ornate box turtle (Terrapene ornata) [state threatened]
Photo © Mary Kay Rubey

Features and Behaviors

The ornate box turtle averages four to five inches in length. It has a high, domelike carapace (upper shell). The hinged plastron (lower shell) allows the animal to completely enclose itself in the shell. The shell is dark with markings on the carapace and plastron. Light lines radiate downward on each side of the carapace.

The ornate box turtle lives in sand prairies in the northern part of Illinois and prairies in the southern part of the state. It is terrestrial. This reptile feeds early in the morning and again late in the day. It burrows in the ground to escape heat in summer and cold and lack of food in winter. It may also find shelter in grasses or in the burrows of other animals. This turtle may live for 30 years. Mating may occur in the spring or fall. The female deposits four to six eggs in a nest in soil during June or July, often at the edge of a woodland. She may lay more than one clutch per year. Hatching occurs by September.
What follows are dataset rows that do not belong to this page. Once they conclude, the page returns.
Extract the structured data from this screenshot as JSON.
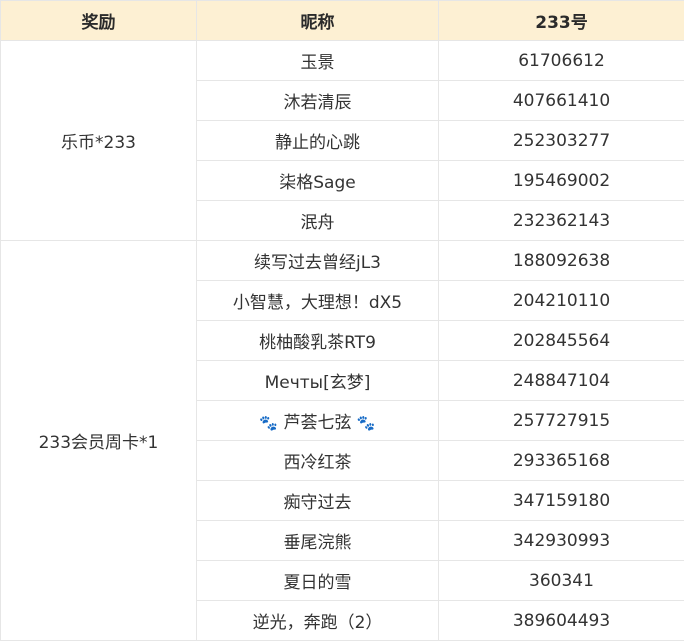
{
  "table": {
    "headers": [
      "奖励",
      "昵称",
      "233号"
    ],
    "groups": [
      {
        "reward": "乐币*233",
        "rows": [
          {
            "nickname": "玉景",
            "id": "61706612"
          },
          {
            "nickname": "沐若清辰",
            "id": "407661410"
          },
          {
            "nickname": "静止的心跳",
            "id": "252303277"
          },
          {
            "nickname": "柒格Sage",
            "id": "195469002"
          },
          {
            "nickname": "泯舟",
            "id": "232362143"
          }
        ]
      },
      {
        "reward": "233会员周卡*1",
        "rows": [
          {
            "nickname": "续写过去曾经jL3",
            "id": "188092638"
          },
          {
            "nickname": "小智慧，大理想！dX5",
            "id": "204210110"
          },
          {
            "nickname": "桃柚酸乳茶RT9",
            "id": "202845564"
          },
          {
            "nickname": "Мечты[玄梦]",
            "id": "248847104"
          },
          {
            "nickname": "芦荟七弦",
            "prefix_icon": "paw-prints-icon",
            "suffix_icon": "paw-prints-icon",
            "id": "257727915"
          },
          {
            "nickname": "西冷红茶",
            "id": "293365168"
          },
          {
            "nickname": "痴守过去",
            "id": "347159180"
          },
          {
            "nickname": "垂尾浣熊",
            "id": "342930993"
          },
          {
            "nickname": "夏日的雪",
            "id": "360341"
          },
          {
            "nickname": "逆光，奔跑（2）",
            "id": "389604493"
          }
        ]
      }
    ]
  },
  "colors": {
    "header_bg": "#fdf0d3",
    "border": "#e6e6e6",
    "text": "#333333"
  }
}
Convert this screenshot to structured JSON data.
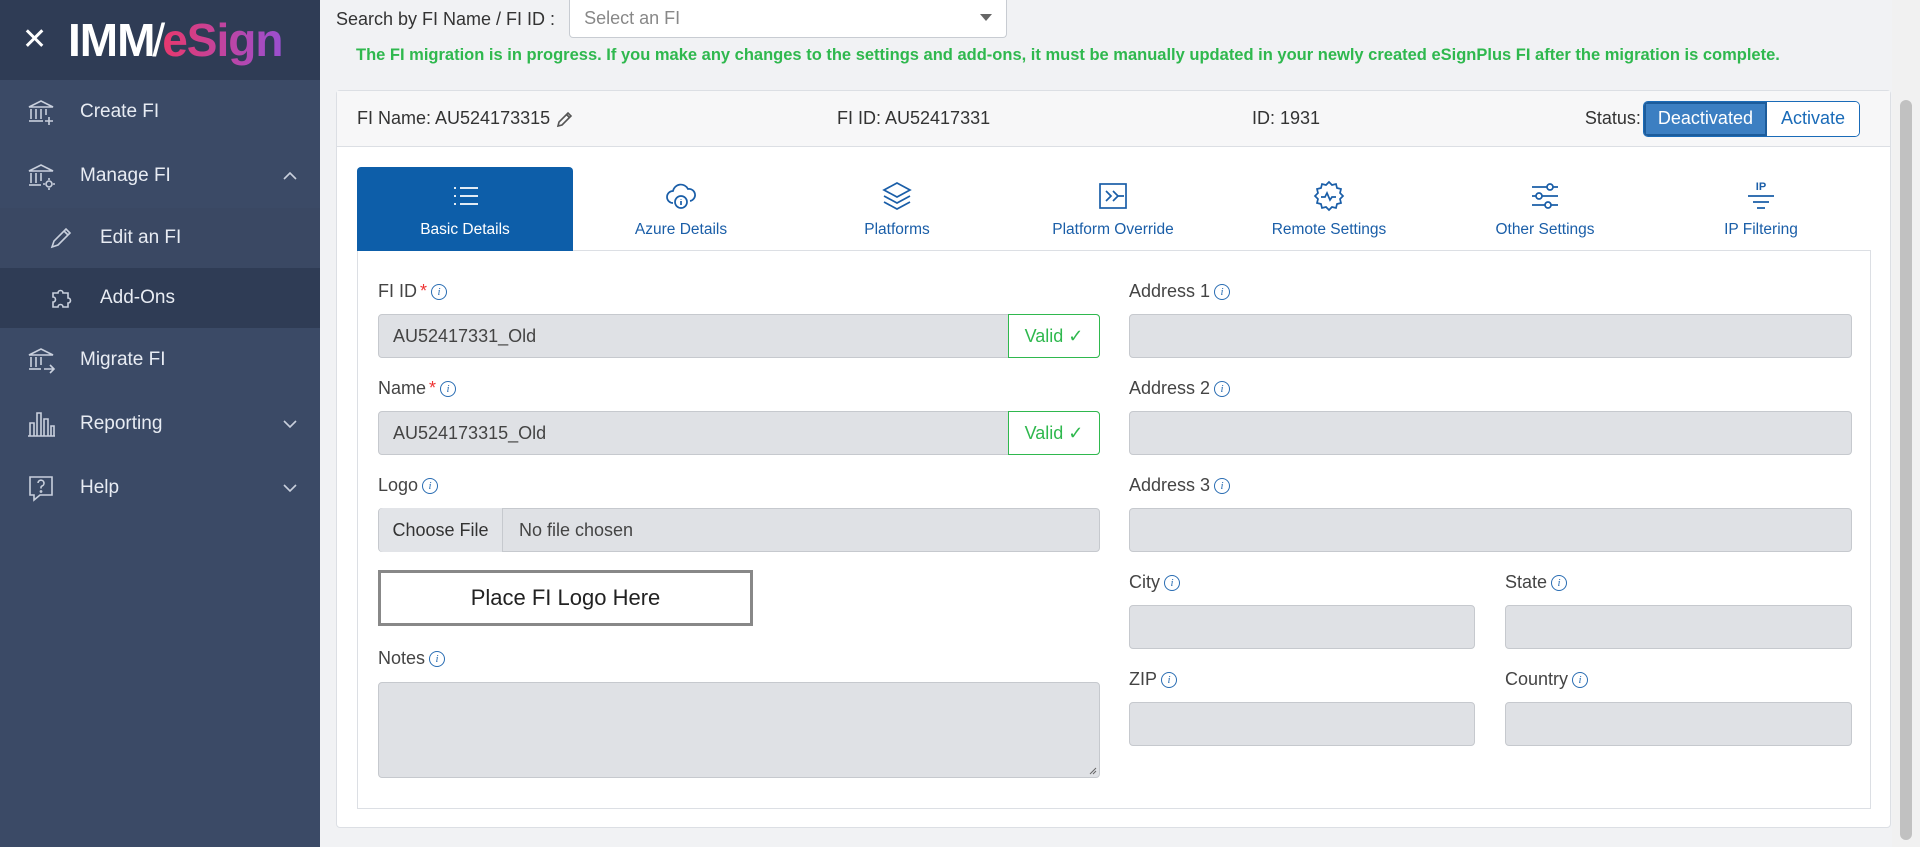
{
  "sidebar": {
    "logo_imm": "IMM",
    "logo_esign": "eSign",
    "items": {
      "create_fi": "Create FI",
      "manage_fi": "Manage FI",
      "edit_fi": "Edit an FI",
      "add_ons": "Add-Ons",
      "migrate_fi": "Migrate FI",
      "reporting": "Reporting",
      "help": "Help"
    }
  },
  "search": {
    "label": "Search by FI Name / FI ID :",
    "placeholder": "Select an FI"
  },
  "banner": "The FI migration is in progress. If you make any changes to the settings and add-ons, it must be manually updated in your newly created eSignPlus FI after the migration is complete.",
  "header": {
    "fi_name": "FI Name: AU524173315",
    "fi_id": "FI ID: AU52417331",
    "id": "ID: 1931",
    "status_label": "Status:",
    "deactivated": "Deactivated",
    "activate": "Activate"
  },
  "tabs": {
    "basic": "Basic Details",
    "azure": "Azure Details",
    "platforms": "Platforms",
    "override": "Platform Override",
    "remote": "Remote Settings",
    "other": "Other Settings",
    "ip": "IP Filtering",
    "ip_icon_text": "IP"
  },
  "form": {
    "fi_id_label": "FI ID",
    "fi_id_value": "AU52417331_Old",
    "name_label": "Name",
    "name_value": "AU524173315_Old",
    "required_mark": "*",
    "valid_text": "Valid ✓",
    "logo_label": "Logo",
    "choose_file": "Choose File",
    "no_file": "No file chosen",
    "logo_placeholder": "Place FI Logo Here",
    "notes_label": "Notes",
    "address1_label": "Address 1",
    "address2_label": "Address 2",
    "address3_label": "Address 3",
    "city_label": "City",
    "state_label": "State",
    "zip_label": "ZIP",
    "country_label": "Country",
    "info_glyph": "i"
  }
}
The ornate box turtle eats insects, snails, earthworms, tadpoles, dead animals, bird eggs and berries and other plant materials.

Illinois Range


​Kingdom: Animalia
Phylum: Chordata
Class: Reptilia
Order: Testudines
Family: Emydidae

Illinois Status: threatened, native